A team of researchers at OMRF has identified the exact origin point of movement within chromosomes for the first time.
This is a critical step in understanding—and potentially treating or preventing—diseases where people inherit an incorrect number of chromosomes, known as aneuploidy. This is a common cause of genetic disorders and birth defects, including Down syndrome, Turner syndrome, Klinefelter syndrome, spontaneous abortion and fertility problems.
OMRF scientist Roberto Pezza, Ph.D., and his team discovered other remaining unknown elements in the process, as well as their functions, down to the most basic level.
“We now know the complete machinery that directs, energizes and regulates the movement of chromosomes,” said Pezza, who joined OMRF’s Cell Cycle and Cancer Biology Research Program in 2008 from the National Institutes of Health in Bethesda, Md. “By knowing these aspects, we can move toward better diagnosing, treating or preventing aneuploid diseases and problems with fertility.”
Chromosomes are long, thread-like pieces of DNA on which genes are encoded. These carry hereditary information on everything from eye color to hair color to height and contain all the specific genetic instructions that make us unique. We have 23 pairs of chromosomes, so 46 in all.
During reproduction, he said, all of this information needs to be halved so the child receives equal genetic information from each parent, resulting in the correct number of chromosomes. During that process, however, many errors can occur.
Every year an estimated 7.9 million children—6 percent of total births worldwide—are born with a serious birth defect of genetic or partially genetic origin. Errors in this process are also the leading cause of spontaneous abortion.

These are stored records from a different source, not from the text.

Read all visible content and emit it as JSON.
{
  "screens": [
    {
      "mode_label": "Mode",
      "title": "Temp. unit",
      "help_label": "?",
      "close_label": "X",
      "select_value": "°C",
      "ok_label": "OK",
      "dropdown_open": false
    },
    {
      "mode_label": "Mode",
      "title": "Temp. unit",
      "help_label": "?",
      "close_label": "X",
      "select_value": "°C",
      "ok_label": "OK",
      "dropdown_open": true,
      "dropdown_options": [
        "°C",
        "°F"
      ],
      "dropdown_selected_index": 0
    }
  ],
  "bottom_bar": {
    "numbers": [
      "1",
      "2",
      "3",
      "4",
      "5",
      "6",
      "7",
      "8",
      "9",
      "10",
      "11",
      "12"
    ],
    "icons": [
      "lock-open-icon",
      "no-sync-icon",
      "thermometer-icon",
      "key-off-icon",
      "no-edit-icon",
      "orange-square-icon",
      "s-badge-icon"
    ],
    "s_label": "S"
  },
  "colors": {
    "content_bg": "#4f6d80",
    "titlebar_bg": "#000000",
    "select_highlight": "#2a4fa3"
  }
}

“This process is very complicated and humans are notable among all sexually reproducing organisms for how many problems occur,” said Pezza. “We have to know exactly where—and when—to look to understand what is going wrong. And now we have that information.”

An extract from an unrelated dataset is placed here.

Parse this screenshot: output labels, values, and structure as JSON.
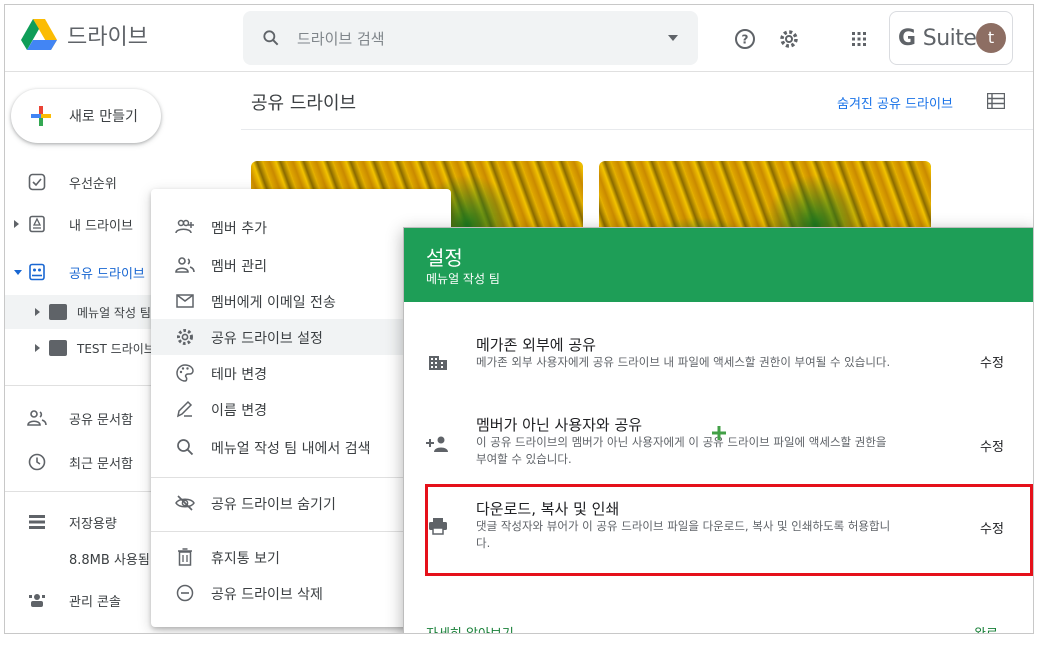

Pezza said this finding will not only help researchers answer questions about errors in cell division that can lead to birth defects or diseases, but also potentially lead to the development of therapies or even methods to prevent the errors from occurring altogether.
The findings were published in the journal Current Biology. Other OMRF researchers who contributed to the findings were Luciana Previato de Almeida, Ph.D. and Emma Lee, Ph.D.
The research was supported by funding from the National Institute of General Medical Sciences, a part of the NIH, as well as the Fulbright Program.
“What we now understand could fundamentally change the future of these diseases and fertility problems,” he said. “The finding itself is very basic, but its importance could be significant for human health.”